The story goes that when King Harald Hardrada went to conquer England in 1066 he took the magic flag “Land Ravager” (today known as the “Fairy flag”) with him and it was supposed to bring him victory.
But he was killed during the battle of Stamford Bridge and the flag was lost and later found in the drawing room of Dunvegan Castle as the most precious object of the MacLeods among the Dunvegan Cup and Sir Rory Mor’s Horn.
The flag is made of silk and it’s 18 inches (46 cm) squared. It extremely fragile and not in a good condition – it is ripped and tattered and even its color can not be claimed as yellow or brown. It is covered with small “elf dots” and until the 19th century, it was also marked with small crosses that disappeared.

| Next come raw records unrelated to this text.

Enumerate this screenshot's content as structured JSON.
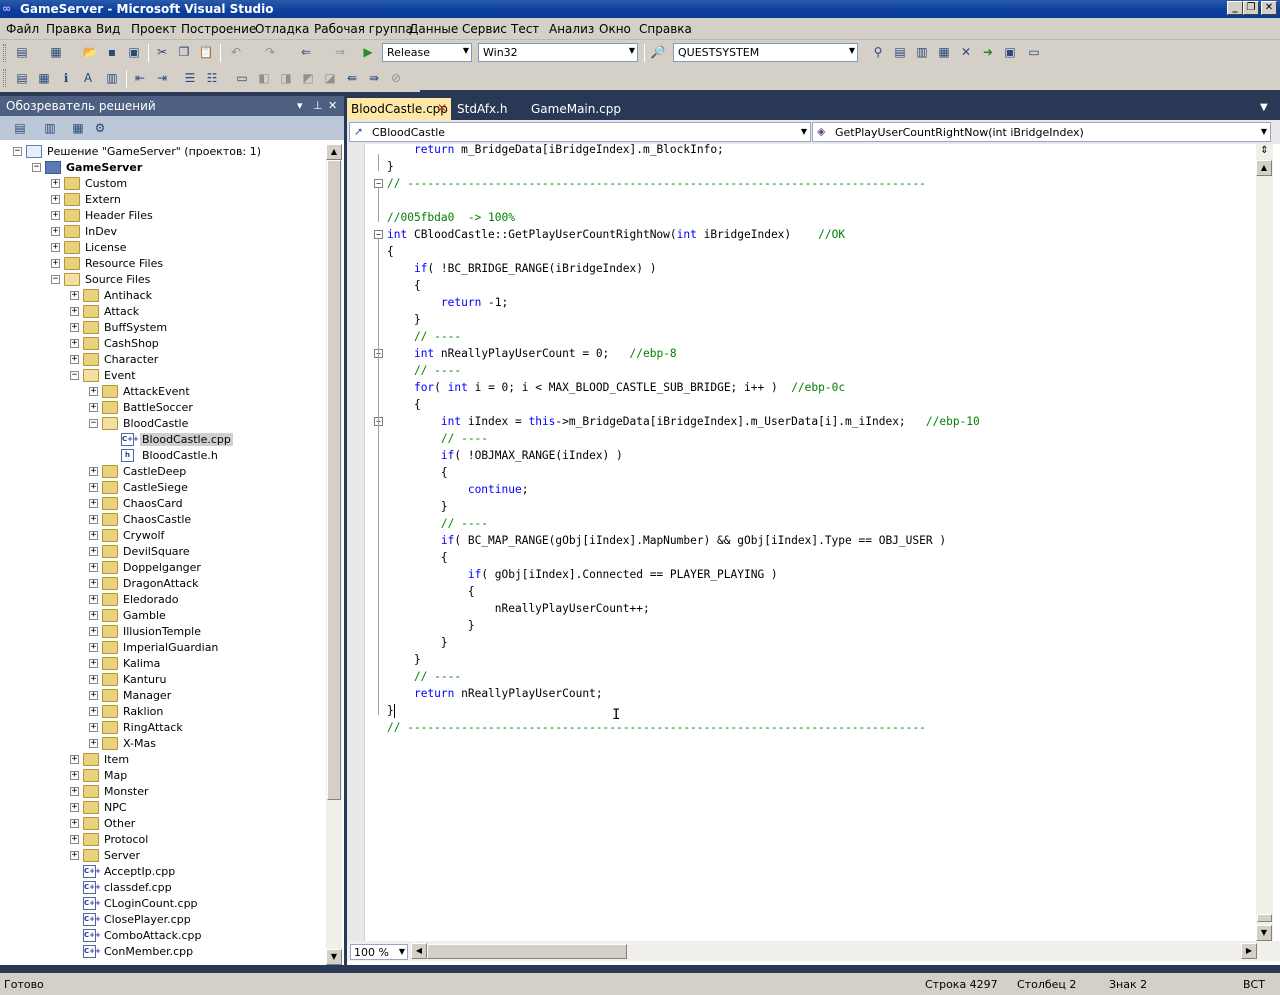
{
  "window": {
    "title": "GameServer - Microsoft Visual Studio",
    "minimize": "_",
    "restore": "❐",
    "close": "✕"
  },
  "menu": [
    "Файл",
    "Правка",
    "Вид",
    "Проект",
    "Построение",
    "Отладка",
    "Рабочая группа",
    "Данные",
    "Сервис",
    "Тест",
    "Анализ",
    "Окно",
    "Справка"
  ],
  "toolbar": {
    "config": "Release",
    "platform": "Win32",
    "find_value": "QUESTSYSTEM"
  },
  "solution_explorer": {
    "title": "Обозреватель решений",
    "nodes": [
      {
        "label": "Решение \"GameServer\" (проектов: 1)",
        "indent": 0,
        "type": "solution",
        "exp": "-"
      },
      {
        "label": "GameServer",
        "indent": 1,
        "type": "project",
        "exp": "-",
        "bold": true
      },
      {
        "label": "Custom",
        "indent": 2,
        "type": "folder",
        "exp": "+"
      },
      {
        "label": "Extern",
        "indent": 2,
        "type": "folder",
        "exp": "+"
      },
      {
        "label": "Header Files",
        "indent": 2,
        "type": "folder",
        "exp": "+"
      },
      {
        "label": "InDev",
        "indent": 2,
        "type": "folder",
        "exp": "+"
      },
      {
        "label": "License",
        "indent": 2,
        "type": "folder",
        "exp": "+"
      },
      {
        "label": "Resource Files",
        "indent": 2,
        "type": "folder",
        "exp": "+"
      },
      {
        "label": "Source Files",
        "indent": 2,
        "type": "folder-open",
        "exp": "-"
      },
      {
        "label": "Antihack",
        "indent": 3,
        "type": "folder",
        "exp": "+"
      },
      {
        "label": "Attack",
        "indent": 3,
        "type": "folder",
        "exp": "+"
      },
      {
        "label": "BuffSystem",
        "indent": 3,
        "type": "folder",
        "exp": "+"
      },
      {
        "label": "CashShop",
        "indent": 3,
        "type": "folder",
        "exp": "+"
      },
      {
        "label": "Character",
        "indent": 3,
        "type": "folder",
        "exp": "+"
      },
      {
        "label": "Event",
        "indent": 3,
        "type": "folder-open",
        "exp": "-"
      },
      {
        "label": "AttackEvent",
        "indent": 4,
        "type": "folder",
        "exp": "+"
      },
      {
        "label": "BattleSoccer",
        "indent": 4,
        "type": "folder",
        "exp": "+"
      },
      {
        "label": "BloodCastle",
        "indent": 4,
        "type": "folder-open",
        "exp": "-"
      },
      {
        "label": "BloodCastle.cpp",
        "indent": 5,
        "type": "cpp",
        "exp": "",
        "selected": true
      },
      {
        "label": "BloodCastle.h",
        "indent": 5,
        "type": "h",
        "exp": ""
      },
      {
        "label": "CastleDeep",
        "indent": 4,
        "type": "folder",
        "exp": "+"
      },
      {
        "label": "CastleSiege",
        "indent": 4,
        "type": "folder",
        "exp": "+"
      },
      {
        "label": "ChaosCard",
        "indent": 4,
        "type": "folder",
        "exp": "+"
      },
      {
        "label": "ChaosCastle",
        "indent": 4,
        "type": "folder",
        "exp": "+"
      },
      {
        "label": "Crywolf",
        "indent": 4,
        "type": "folder",
        "exp": "+"
      },
      {
        "label": "DevilSquare",
        "indent": 4,
        "type": "folder",
        "exp": "+"
      },
      {
        "label": "Doppelganger",
        "indent": 4,
        "type": "folder",
        "exp": "+"
      },
      {
        "label": "DragonAttack",
        "indent": 4,
        "type": "folder",
        "exp": "+"
      },
      {
        "label": "Eledorado",
        "indent": 4,
        "type": "folder",
        "exp": "+"
      },
      {
        "label": "Gamble",
        "indent": 4,
        "type": "folder",
        "exp": "+"
      },
      {
        "label": "IllusionTemple",
        "indent": 4,
        "type": "folder",
        "exp": "+"
      },
      {
        "label": "ImperialGuardian",
        "indent": 4,
        "type": "folder",
        "exp": "+"
      },
      {
        "label": "Kalima",
        "indent": 4,
        "type": "folder",
        "exp": "+"
      },
      {
        "label": "Kanturu",
        "indent": 4,
        "type": "folder",
        "exp": "+"
      },
      {
        "label": "Manager",
        "indent": 4,
        "type": "folder",
        "exp": "+"
      },
      {
        "label": "Raklion",
        "indent": 4,
        "type": "folder",
        "exp": "+"
      },
      {
        "label": "RingAttack",
        "indent": 4,
        "type": "folder",
        "exp": "+"
      },
      {
        "label": "X-Mas",
        "indent": 4,
        "type": "folder",
        "exp": "+"
      },
      {
        "label": "Item",
        "indent": 3,
        "type": "folder",
        "exp": "+"
      },
      {
        "label": "Map",
        "indent": 3,
        "type": "folder",
        "exp": "+"
      },
      {
        "label": "Monster",
        "indent": 3,
        "type": "folder",
        "exp": "+"
      },
      {
        "label": "NPC",
        "indent": 3,
        "type": "folder",
        "exp": "+"
      },
      {
        "label": "Other",
        "indent": 3,
        "type": "folder",
        "exp": "+"
      },
      {
        "label": "Protocol",
        "indent": 3,
        "type": "folder",
        "exp": "+"
      },
      {
        "label": "Server",
        "indent": 3,
        "type": "folder",
        "exp": "+"
      },
      {
        "label": "AcceptIp.cpp",
        "indent": 3,
        "type": "cpp",
        "exp": ""
      },
      {
        "label": "classdef.cpp",
        "indent": 3,
        "type": "cpp",
        "exp": ""
      },
      {
        "label": "CLoginCount.cpp",
        "indent": 3,
        "type": "cpp",
        "exp": ""
      },
      {
        "label": "ClosePlayer.cpp",
        "indent": 3,
        "type": "cpp",
        "exp": ""
      },
      {
        "label": "ComboAttack.cpp",
        "indent": 3,
        "type": "cpp",
        "exp": ""
      },
      {
        "label": "ConMember.cpp",
        "indent": 3,
        "type": "cpp",
        "exp": ""
      }
    ]
  },
  "editor": {
    "tabs": [
      "BloodCastle.cpp",
      "StdAfx.h",
      "GameMain.cpp"
    ],
    "class_combo": "CBloodCastle",
    "member_combo": "GetPlayUserCountRightNow(int iBridgeIndex)",
    "zoom": "100 %",
    "lines": [
      [
        [
          "tx",
          "    "
        ],
        [
          "kw",
          "return"
        ],
        [
          "tx",
          " m_BridgeData[iBridgeIndex].m_BlockInfo;"
        ]
      ],
      [
        [
          "tx",
          "}"
        ]
      ],
      [
        [
          "cm",
          "// -----------------------------------------------------------------------------"
        ]
      ],
      [
        [
          "tx",
          ""
        ]
      ],
      [
        [
          "cm",
          "//005fbda0  -> 100%"
        ]
      ],
      [
        [
          "kw",
          "int"
        ],
        [
          "tx",
          " CBloodCastle::GetPlayUserCountRightNow("
        ],
        [
          "kw",
          "int"
        ],
        [
          "tx",
          " iBridgeIndex)    "
        ],
        [
          "cm",
          "//OK"
        ]
      ],
      [
        [
          "tx",
          "{"
        ]
      ],
      [
        [
          "tx",
          "    "
        ],
        [
          "kw",
          "if"
        ],
        [
          "tx",
          "( !BC_BRIDGE_RANGE(iBridgeIndex) )"
        ]
      ],
      [
        [
          "tx",
          "    {"
        ]
      ],
      [
        [
          "tx",
          "        "
        ],
        [
          "kw",
          "return"
        ],
        [
          "tx",
          " -1;"
        ]
      ],
      [
        [
          "tx",
          "    }"
        ]
      ],
      [
        [
          "cm",
          "    // ----"
        ]
      ],
      [
        [
          "tx",
          "    "
        ],
        [
          "kw",
          "int"
        ],
        [
          "tx",
          " nReallyPlayUserCount = 0;   "
        ],
        [
          "cm",
          "//ebp-8"
        ]
      ],
      [
        [
          "cm",
          "    // ----"
        ]
      ],
      [
        [
          "tx",
          "    "
        ],
        [
          "kw",
          "for"
        ],
        [
          "tx",
          "( "
        ],
        [
          "kw",
          "int"
        ],
        [
          "tx",
          " i = 0; i < MAX_BLOOD_CASTLE_SUB_BRIDGE; i++ )  "
        ],
        [
          "cm",
          "//ebp-0c"
        ]
      ],
      [
        [
          "tx",
          "    {"
        ]
      ],
      [
        [
          "tx",
          "        "
        ],
        [
          "kw",
          "int"
        ],
        [
          "tx",
          " iIndex = "
        ],
        [
          "kw",
          "this"
        ],
        [
          "tx",
          "->m_BridgeData[iBridgeIndex].m_UserData[i].m_iIndex;   "
        ],
        [
          "cm",
          "//ebp-10"
        ]
      ],
      [
        [
          "cm",
          "        // ----"
        ]
      ],
      [
        [
          "tx",
          "        "
        ],
        [
          "kw",
          "if"
        ],
        [
          "tx",
          "( !OBJMAX_RANGE(iIndex) )"
        ]
      ],
      [
        [
          "tx",
          "        {"
        ]
      ],
      [
        [
          "tx",
          "            "
        ],
        [
          "kw",
          "continue"
        ],
        [
          "tx",
          ";"
        ]
      ],
      [
        [
          "tx",
          "        }"
        ]
      ],
      [
        [
          "cm",
          "        // ----"
        ]
      ],
      [
        [
          "tx",
          "        "
        ],
        [
          "kw",
          "if"
        ],
        [
          "tx",
          "( BC_MAP_RANGE(gObj[iIndex].MapNumber) && gObj[iIndex].Type == OBJ_USER )"
        ]
      ],
      [
        [
          "tx",
          "        {"
        ]
      ],
      [
        [
          "tx",
          "            "
        ],
        [
          "kw",
          "if"
        ],
        [
          "tx",
          "( gObj[iIndex].Connected == PLAYER_PLAYING )"
        ]
      ],
      [
        [
          "tx",
          "            {"
        ]
      ],
      [
        [
          "tx",
          "                nReallyPlayUserCount++;"
        ]
      ],
      [
        [
          "tx",
          "            }"
        ]
      ],
      [
        [
          "tx",
          "        }"
        ]
      ],
      [
        [
          "tx",
          "    }"
        ]
      ],
      [
        [
          "cm",
          "    // ----"
        ]
      ],
      [
        [
          "tx",
          "    "
        ],
        [
          "kw",
          "return"
        ],
        [
          "tx",
          " nReallyPlayUserCount;"
        ]
      ],
      [
        [
          "tx",
          "}"
        ]
      ],
      [
        [
          "cm",
          "// -----------------------------------------------------------------------------"
        ]
      ]
    ]
  },
  "status": {
    "ready": "Готово",
    "line": "Строка 4297",
    "col": "Столбец 2",
    "ch": "Знак 2",
    "ins": "ВСТ"
  }
}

Since the truth remains unknown there is a variety of stories about its origins. Some people believe that it was a gift from the fairies to an infant chieftain, while others that a fairy gave it to a chief who was her lover before her departure, and there is also a story that it was a gift from the fairies for defeating an evil spirit.
The flag is attributed with magical powers such as the ability to multiply clan’s military forces, cure a plague on a cattle, increase chances of fertility etc. It is also said that if the flag is waved for more than three times it would vanish or lose its magical powers.
According to the English archaeologist A.J.B. Wace of the Victoria and Albert Museum who examined the flag during the early 20th century, its silk had been woven in either Syria or Rhodes while the darns originate from the Near East. He also argued that in its original state, the flag would have been a precious relic such as the shirt of a saint.
Now, the Fairy presence in the Dunvegan Castle on the Isle of Skye, the MacLeods home, is a question that nobody could give a certain answer to. There is a theory that a MacLeod received it when he was in the Holy Land on a crusade.
Another legend says that the MacLeods will be invincible in a battle if they wave the Fairy Flag, but the magic can be used only three times and has already been used twice in the past.
Many young clansmen had a photograph of the Fairy flag as a lucky charm when they went to serve their country during the WWII. There was a big fire in 1938 during which the Dunvegan Castle was seriously damaged. The Fairy flag didn’t save the castle from the fire but maybe without it, the interior of the Castle would also have burned.